◆ Dataset content ◆
--*--

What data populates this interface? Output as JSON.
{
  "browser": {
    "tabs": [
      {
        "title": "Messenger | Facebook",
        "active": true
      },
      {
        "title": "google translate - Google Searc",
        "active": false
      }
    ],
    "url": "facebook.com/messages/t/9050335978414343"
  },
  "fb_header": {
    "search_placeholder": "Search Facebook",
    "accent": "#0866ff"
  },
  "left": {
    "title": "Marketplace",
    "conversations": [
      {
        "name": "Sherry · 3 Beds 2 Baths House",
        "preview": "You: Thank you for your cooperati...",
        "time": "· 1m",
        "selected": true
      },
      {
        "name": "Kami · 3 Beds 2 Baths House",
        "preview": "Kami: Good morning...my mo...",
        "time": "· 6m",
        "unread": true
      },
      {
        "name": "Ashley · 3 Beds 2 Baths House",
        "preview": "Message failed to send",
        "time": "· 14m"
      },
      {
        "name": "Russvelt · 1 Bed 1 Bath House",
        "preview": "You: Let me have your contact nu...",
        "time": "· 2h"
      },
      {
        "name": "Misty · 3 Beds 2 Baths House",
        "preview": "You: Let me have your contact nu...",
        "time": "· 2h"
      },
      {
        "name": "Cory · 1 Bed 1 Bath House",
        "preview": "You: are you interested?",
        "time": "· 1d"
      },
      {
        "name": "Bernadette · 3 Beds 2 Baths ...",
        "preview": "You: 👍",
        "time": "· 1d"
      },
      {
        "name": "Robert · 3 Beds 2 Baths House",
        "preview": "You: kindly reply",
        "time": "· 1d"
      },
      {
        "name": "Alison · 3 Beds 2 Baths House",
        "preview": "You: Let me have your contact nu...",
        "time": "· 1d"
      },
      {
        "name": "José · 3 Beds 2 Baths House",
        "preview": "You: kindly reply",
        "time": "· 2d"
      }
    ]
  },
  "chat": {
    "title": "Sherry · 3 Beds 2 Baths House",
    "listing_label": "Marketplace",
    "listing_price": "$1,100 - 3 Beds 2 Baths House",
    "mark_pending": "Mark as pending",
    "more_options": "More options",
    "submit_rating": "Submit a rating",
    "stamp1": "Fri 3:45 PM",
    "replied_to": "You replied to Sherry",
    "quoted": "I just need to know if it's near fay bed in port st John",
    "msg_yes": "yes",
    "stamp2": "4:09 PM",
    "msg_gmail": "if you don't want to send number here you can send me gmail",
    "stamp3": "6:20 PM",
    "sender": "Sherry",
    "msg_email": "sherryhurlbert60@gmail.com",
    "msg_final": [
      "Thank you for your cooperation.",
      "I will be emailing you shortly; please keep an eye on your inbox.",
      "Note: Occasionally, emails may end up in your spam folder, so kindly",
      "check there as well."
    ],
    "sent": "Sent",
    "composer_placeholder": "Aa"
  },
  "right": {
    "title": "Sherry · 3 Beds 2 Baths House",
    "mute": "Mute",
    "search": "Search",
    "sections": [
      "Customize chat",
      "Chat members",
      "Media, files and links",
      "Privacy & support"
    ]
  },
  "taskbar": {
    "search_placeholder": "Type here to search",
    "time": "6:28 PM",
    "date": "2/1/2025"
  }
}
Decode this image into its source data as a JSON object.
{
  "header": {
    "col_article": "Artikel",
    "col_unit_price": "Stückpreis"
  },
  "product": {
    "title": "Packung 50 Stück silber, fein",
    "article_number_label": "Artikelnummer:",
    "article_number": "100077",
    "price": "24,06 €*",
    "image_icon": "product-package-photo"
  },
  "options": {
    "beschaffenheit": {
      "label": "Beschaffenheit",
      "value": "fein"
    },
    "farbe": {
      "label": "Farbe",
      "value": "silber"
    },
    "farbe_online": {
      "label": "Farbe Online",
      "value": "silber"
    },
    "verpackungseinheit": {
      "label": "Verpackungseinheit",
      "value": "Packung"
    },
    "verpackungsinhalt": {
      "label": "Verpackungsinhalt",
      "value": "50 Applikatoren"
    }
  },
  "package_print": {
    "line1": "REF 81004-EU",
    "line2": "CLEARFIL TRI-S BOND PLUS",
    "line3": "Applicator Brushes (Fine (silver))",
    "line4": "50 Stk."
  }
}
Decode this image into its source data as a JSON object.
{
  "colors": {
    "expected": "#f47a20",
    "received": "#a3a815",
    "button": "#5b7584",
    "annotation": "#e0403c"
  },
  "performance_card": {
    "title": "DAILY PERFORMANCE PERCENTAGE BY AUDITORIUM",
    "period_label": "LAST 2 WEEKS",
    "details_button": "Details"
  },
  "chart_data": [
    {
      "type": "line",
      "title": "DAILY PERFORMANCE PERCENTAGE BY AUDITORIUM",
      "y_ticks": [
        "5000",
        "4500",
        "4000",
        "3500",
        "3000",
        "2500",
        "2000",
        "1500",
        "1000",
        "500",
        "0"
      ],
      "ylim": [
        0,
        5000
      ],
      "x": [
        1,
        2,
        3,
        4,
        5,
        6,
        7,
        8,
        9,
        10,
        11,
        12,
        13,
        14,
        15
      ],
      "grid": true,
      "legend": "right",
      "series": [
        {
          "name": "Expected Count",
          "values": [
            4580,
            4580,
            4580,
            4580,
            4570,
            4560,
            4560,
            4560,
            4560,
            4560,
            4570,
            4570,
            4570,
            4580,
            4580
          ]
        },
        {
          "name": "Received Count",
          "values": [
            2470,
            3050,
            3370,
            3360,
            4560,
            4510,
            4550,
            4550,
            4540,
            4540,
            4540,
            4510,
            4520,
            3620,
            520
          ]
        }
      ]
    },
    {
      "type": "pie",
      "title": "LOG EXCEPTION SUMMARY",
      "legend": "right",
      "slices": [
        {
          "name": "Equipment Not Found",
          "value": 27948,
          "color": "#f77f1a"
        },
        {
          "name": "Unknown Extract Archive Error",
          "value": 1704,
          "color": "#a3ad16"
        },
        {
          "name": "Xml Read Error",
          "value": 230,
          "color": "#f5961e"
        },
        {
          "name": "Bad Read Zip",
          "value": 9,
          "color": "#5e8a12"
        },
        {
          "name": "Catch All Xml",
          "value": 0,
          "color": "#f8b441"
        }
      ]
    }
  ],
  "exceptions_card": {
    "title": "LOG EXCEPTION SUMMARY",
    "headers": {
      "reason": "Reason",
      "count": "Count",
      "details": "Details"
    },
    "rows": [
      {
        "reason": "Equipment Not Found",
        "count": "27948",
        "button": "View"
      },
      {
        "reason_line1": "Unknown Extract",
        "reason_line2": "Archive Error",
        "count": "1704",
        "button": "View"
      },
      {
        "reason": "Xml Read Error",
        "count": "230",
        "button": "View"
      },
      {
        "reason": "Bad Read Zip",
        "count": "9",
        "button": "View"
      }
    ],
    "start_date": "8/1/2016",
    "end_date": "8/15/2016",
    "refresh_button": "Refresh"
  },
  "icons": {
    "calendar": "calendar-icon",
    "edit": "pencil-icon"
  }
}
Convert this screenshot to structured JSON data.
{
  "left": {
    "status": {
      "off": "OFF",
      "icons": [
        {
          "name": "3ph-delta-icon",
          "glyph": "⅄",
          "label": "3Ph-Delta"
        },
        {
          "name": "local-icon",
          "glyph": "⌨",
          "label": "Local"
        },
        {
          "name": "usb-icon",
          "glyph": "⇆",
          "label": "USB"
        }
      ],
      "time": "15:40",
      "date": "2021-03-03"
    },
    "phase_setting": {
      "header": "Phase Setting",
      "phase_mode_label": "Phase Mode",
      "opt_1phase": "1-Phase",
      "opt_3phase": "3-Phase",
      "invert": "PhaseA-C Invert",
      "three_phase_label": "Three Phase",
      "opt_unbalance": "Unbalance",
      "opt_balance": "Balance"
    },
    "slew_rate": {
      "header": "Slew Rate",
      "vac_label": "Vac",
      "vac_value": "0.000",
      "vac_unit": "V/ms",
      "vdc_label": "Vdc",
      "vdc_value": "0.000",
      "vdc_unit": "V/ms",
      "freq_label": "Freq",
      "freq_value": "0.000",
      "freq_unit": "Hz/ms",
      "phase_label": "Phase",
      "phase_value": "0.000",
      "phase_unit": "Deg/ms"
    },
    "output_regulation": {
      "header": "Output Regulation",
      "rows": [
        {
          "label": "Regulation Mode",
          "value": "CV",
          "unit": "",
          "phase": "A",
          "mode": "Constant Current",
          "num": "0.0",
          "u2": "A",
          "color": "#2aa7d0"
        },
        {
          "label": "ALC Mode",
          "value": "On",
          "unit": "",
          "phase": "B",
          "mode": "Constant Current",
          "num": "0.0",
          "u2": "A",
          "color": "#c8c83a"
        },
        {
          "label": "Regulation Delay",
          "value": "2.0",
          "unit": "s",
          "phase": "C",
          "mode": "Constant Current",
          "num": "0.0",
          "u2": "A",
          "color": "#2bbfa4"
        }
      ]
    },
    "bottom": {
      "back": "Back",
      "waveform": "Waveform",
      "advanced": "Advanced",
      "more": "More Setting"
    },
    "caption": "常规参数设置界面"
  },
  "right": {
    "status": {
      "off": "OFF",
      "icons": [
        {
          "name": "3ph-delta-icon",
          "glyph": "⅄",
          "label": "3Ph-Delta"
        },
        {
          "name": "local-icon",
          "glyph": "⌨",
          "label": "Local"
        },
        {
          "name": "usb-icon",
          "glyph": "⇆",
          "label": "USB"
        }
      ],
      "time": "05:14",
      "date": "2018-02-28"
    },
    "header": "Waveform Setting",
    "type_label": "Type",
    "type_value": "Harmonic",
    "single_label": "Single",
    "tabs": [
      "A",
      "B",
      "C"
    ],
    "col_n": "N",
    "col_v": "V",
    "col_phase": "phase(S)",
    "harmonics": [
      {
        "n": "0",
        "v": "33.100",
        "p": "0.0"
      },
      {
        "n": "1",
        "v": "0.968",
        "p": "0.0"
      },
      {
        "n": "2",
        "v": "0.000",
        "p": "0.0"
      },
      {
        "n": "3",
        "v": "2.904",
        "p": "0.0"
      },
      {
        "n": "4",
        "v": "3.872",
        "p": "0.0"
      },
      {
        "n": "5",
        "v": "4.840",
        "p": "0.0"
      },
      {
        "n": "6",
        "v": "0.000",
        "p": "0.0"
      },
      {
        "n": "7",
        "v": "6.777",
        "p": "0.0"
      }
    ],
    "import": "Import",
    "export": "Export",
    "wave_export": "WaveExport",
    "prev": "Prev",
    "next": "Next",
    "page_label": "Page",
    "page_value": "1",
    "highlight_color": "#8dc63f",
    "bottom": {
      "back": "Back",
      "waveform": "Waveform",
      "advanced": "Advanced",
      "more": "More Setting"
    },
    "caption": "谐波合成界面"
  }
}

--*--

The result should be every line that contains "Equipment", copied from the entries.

◆ Exercise result ◆
          "name": "Equipment Not Found",
        "reason": "Equipment Not Found",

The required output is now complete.